YOUR OBJECTIVE: Search the records for the string "text" and copy every line where it turns up.

%%

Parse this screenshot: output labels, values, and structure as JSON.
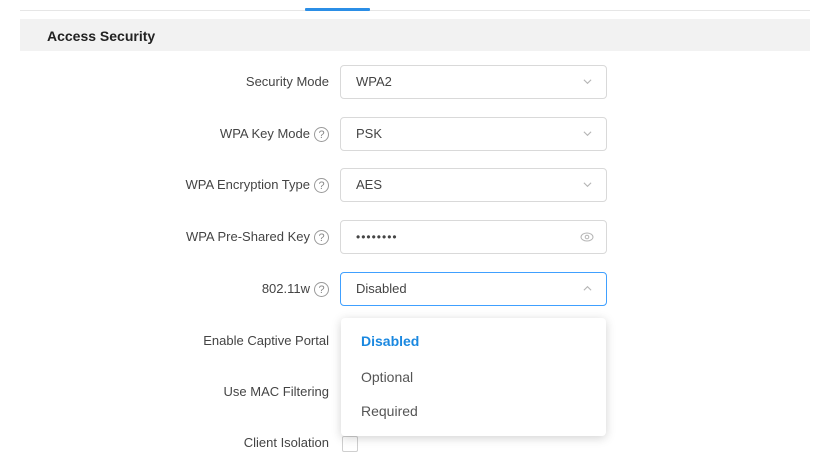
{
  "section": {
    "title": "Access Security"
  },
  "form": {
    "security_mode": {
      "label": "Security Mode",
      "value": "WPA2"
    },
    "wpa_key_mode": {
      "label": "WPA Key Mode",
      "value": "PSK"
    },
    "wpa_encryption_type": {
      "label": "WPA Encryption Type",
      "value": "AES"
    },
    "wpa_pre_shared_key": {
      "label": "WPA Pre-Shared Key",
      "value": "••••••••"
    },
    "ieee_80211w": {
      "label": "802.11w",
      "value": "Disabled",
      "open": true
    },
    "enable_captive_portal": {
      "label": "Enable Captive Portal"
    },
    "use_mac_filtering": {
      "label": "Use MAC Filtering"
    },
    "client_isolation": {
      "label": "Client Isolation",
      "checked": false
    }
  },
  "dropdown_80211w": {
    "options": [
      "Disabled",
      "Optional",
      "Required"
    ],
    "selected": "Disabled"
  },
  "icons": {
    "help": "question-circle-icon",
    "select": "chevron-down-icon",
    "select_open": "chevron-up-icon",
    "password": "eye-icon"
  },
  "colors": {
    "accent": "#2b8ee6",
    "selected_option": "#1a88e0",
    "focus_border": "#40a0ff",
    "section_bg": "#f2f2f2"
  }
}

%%
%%

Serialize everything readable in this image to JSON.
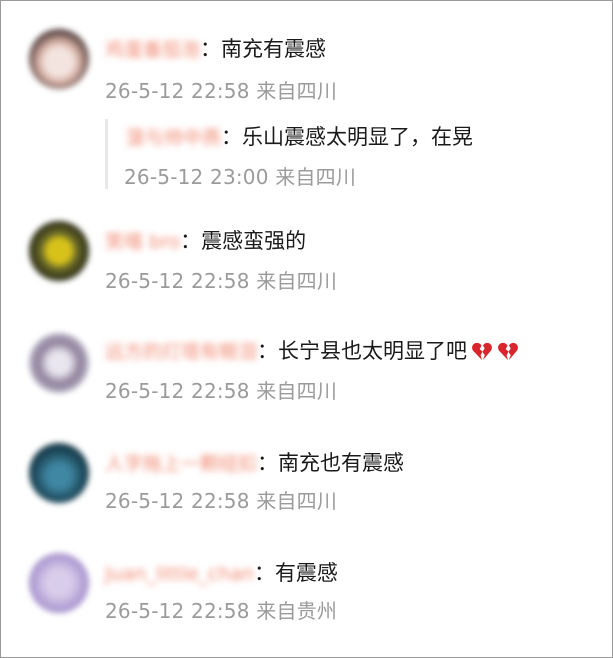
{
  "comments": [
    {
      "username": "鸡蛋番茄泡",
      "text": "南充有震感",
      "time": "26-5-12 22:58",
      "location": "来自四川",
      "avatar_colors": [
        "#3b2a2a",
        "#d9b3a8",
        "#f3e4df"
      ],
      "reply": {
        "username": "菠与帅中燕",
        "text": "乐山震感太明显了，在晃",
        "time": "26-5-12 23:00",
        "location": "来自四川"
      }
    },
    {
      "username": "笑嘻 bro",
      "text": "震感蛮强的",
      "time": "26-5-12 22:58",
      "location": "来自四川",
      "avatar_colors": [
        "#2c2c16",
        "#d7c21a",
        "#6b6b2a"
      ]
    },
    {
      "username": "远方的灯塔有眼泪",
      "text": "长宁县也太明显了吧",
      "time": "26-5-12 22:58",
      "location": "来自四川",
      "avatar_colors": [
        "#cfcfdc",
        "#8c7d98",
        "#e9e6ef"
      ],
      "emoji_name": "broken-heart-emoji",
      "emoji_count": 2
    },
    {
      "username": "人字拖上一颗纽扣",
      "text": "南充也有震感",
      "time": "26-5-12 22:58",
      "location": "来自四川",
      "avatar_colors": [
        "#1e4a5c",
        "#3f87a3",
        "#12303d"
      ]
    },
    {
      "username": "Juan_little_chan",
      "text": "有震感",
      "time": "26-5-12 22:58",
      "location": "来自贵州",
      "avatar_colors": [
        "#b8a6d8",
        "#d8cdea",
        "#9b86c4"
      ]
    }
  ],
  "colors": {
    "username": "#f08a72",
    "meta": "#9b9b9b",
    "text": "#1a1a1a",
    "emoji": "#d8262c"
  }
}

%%

REPLY:
      "text": "南充有震感",
        "text": "乐山震感太明显了，在晃",
      "text": "震感蛮强的",
      "text": "长宁县也太明显了吧",
      "text": "南充也有震感",
      "text": "有震感",
    "text": "#1a1a1a",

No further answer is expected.